The strikingly low price Citizens Financial Group Inc. has agreed to accept for its New York supermarket branches reflects a lack of demand for deposits — and for those particular branches.
Deposits are cheap right now because most banks have more than they need. And only two large banks in the New York area have a serious interest in supermarket banking, which tends to be a hit-or-miss strategy.
People's United Financial Inc. of Bridgeport, Conn., agreed to pay $3.25 million for 52 Stop & Shop branches and four stand-alone locations. People's United was a natural fit because it already has an in-store banking contract with that grocery store chain in Connecticut.
The other logical buyer for those branches, New York Community Bancorp, faced a major obstacle — it does business inside stores of Pathmark, a Stop & Shop rival. Stop & Shop wants exclusive partnerships with the banks that operate inside its stores.
Those realities would enable People's United to win a discarded property on the cheap if the deal closes as expected. It agreed to pay just a 1% premium for the $325 million in deposits it is to acquire.
Citizens Financial, based in Providence, R.I., is whittling down in the U.S. Its parent, Royal Bank of Scotland Group PLC, is under presssure like other European institutions to set aside more capital to absorb losses because of regulatory changes.
The deposit premium it agreed to is exceedingly cheap, even by fire-sale standards.
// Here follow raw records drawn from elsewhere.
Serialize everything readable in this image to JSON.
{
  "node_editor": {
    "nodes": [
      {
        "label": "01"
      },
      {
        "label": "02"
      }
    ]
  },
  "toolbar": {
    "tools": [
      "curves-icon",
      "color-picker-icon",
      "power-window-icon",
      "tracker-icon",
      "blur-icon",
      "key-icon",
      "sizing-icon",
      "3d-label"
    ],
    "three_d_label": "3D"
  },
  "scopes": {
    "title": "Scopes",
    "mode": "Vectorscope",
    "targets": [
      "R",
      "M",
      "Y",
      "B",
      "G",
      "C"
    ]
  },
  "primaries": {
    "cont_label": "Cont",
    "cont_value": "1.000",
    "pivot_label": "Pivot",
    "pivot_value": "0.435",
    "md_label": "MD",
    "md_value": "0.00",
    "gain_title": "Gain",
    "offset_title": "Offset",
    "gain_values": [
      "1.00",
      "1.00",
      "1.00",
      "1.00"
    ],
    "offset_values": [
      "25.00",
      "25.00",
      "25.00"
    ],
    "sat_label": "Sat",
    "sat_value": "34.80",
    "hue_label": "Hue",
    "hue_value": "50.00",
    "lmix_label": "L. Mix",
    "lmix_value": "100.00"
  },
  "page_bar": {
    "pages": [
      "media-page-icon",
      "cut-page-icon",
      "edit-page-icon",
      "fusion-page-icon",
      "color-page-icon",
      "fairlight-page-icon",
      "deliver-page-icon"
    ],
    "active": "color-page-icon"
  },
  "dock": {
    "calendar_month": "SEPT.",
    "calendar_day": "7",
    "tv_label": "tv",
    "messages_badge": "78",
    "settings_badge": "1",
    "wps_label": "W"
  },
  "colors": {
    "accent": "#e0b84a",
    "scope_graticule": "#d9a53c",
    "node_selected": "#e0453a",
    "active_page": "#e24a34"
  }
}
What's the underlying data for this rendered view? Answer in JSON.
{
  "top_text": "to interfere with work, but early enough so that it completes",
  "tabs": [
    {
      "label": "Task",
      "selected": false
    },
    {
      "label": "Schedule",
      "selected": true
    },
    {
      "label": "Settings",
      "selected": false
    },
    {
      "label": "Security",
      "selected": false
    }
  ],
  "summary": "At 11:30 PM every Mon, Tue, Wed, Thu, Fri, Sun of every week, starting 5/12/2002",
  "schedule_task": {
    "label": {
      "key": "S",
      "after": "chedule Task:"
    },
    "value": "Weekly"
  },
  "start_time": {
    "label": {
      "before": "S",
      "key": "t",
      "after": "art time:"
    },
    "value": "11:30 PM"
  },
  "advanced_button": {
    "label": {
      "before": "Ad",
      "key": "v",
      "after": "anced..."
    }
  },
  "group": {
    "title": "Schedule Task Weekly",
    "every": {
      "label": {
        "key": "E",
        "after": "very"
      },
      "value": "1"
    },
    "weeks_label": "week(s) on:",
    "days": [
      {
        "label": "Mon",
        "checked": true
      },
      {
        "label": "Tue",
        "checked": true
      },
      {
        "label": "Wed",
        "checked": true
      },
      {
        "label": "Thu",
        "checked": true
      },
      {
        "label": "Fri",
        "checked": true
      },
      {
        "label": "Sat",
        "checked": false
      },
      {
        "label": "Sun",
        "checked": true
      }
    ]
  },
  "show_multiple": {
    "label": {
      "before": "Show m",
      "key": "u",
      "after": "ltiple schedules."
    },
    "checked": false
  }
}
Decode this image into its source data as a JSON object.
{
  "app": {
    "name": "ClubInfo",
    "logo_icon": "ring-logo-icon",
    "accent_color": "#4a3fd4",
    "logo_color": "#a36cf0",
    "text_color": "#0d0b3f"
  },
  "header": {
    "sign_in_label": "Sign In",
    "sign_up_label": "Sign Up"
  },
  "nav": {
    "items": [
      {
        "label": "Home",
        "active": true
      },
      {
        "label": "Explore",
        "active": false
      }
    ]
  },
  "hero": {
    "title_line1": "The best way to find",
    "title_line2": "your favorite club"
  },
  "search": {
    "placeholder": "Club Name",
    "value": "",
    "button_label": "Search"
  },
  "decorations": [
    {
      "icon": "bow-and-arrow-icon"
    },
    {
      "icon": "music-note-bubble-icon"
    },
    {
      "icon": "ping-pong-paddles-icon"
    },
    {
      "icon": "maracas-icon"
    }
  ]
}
First Niagara Financial Group Inc. in Buffalo, as part of its broader deal to buy nearly 200 branches from HSBC Holdings PLC, recently agreed to sell 64 upstate New York branches for an average 4.2% deposit premium to three separate buyers.
Citizens officials declined to comment Tuesday beyond the press release announcing the deal.
People's United has incentives to buy Citizens' languishing supermarket franchise, which mostly operates on Long Island. Citizens has had trouble time making money at those locations because it lacks stand-alone branches in the area. People's United has regular branches on Long Island after making an acquisition there in 2010. Jack Barnes, the chief executive of People's United, noted that in the press release.
"People's United currently serves customers at 37 traditional branch locations on Long Island and Westchester County," Barnes said. "As a result, following the closing of this transaction we expect a lift to traffic in both in-store and traditional branches within these markets."